“Disappointment,” Kroenke said as he explained his feelings after losing on the final day of the season to miss the playoffs by just a single game for the second year in a row. “I think that it is healthy to feel disappointment in the moment of what you are dealing with, but Tim, Arturas, coach Malone, and I were very encouraged by particular facets of what was going on on the court as the big moments unfolded. What you saw was a couple of guys; particularly, I’ll name Nikola Jokic and Jamal Murray who are some of our younger players that we hope to keep around here for a long time, they did not shy away from the moment — they actively sought out that moment.

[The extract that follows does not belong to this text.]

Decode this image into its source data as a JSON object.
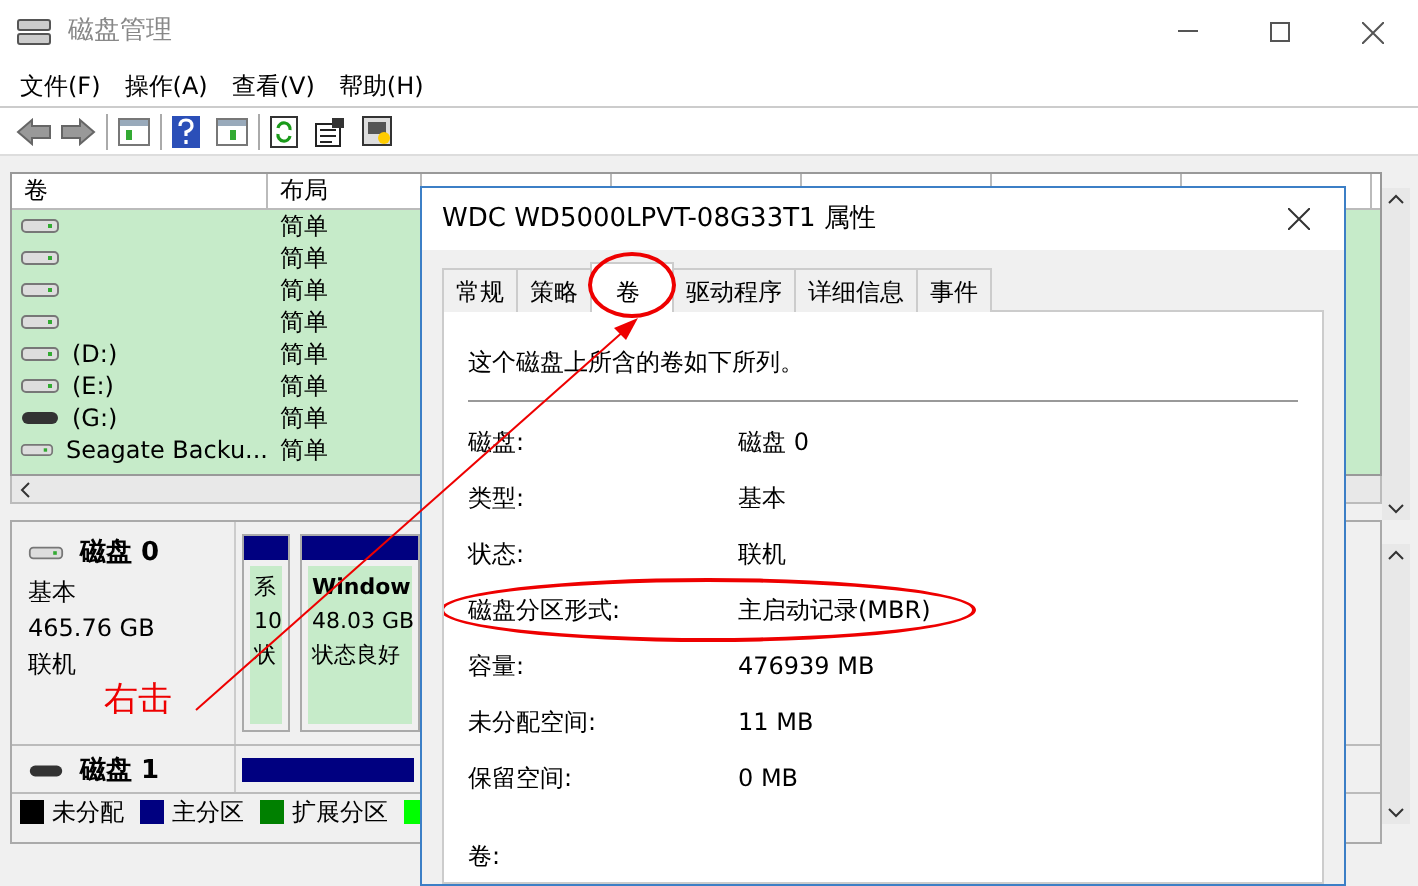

Those guys — it is a unique thing that comes with athletes when they seek out the big moments, and to have guys like that on our team will only benefit us going forward when those big moments do come in the playoffs.”

That wasn’t the only positive that Kroenke took away from the 82nd and final game of the regular season either. It was also his franchise cornerstone — Nikola Jokic — who gave Kroenke even more reason for excitement when looking to the future.

“To see Nikola out there embracing the moment but also being knocked back a bit only gives me more excitement because I think that he will learn from it knowing the player he is and the person he is,” Kroenke explained. “I have seen him make adjustments in-game as players are guarding him. I think — as he gains experience, gets in better shape, and grows into his body — the sky is the limit for Nikola.”

While the potential losses of Barton, Torrey Craig, and Chandler without direct replacements will clearly set the Nuggets back, that has not changed Kroenke’s outlook on the future of this team.

When Kroenke was thinking about what could have been if Millsap does not have to have his wrist surgically repaired or Gary Harris not hurting his knee late in the year, Kroenke sees the form of not just a playoff team, but a team that has the talent to earn home-court advantage as well as reach 50 wins for the first time since the infamous 2012-13 season that resulted in a franchise-best 57 wins.

“We are sitting here with the narrative that we just missed out but I am also very confident in this group because I can sit here and tell you guys that, without an injury or two, I think we are firmly the three-seed in the West and we’ve won 50 games,” Kroenke said. “That is with the group that we currently have without any internal improvement or outside additions. We are very confident in the group we have.”

This is no longer a Nuggets team that should be considered up-and-coming. From this point forward, the Nuggets are operating as a playoff team and as a team looking to win at all costs. The only real discussions are if the team can live up to Kroenke’s expectations and what will happen if they fall short.

Regardless, the upcoming Nuggets’ season will be a defining year for this new era of Denver basketball and the reverberations will be felt for years to come. Get ready for a hyper-intense 2018-19 season.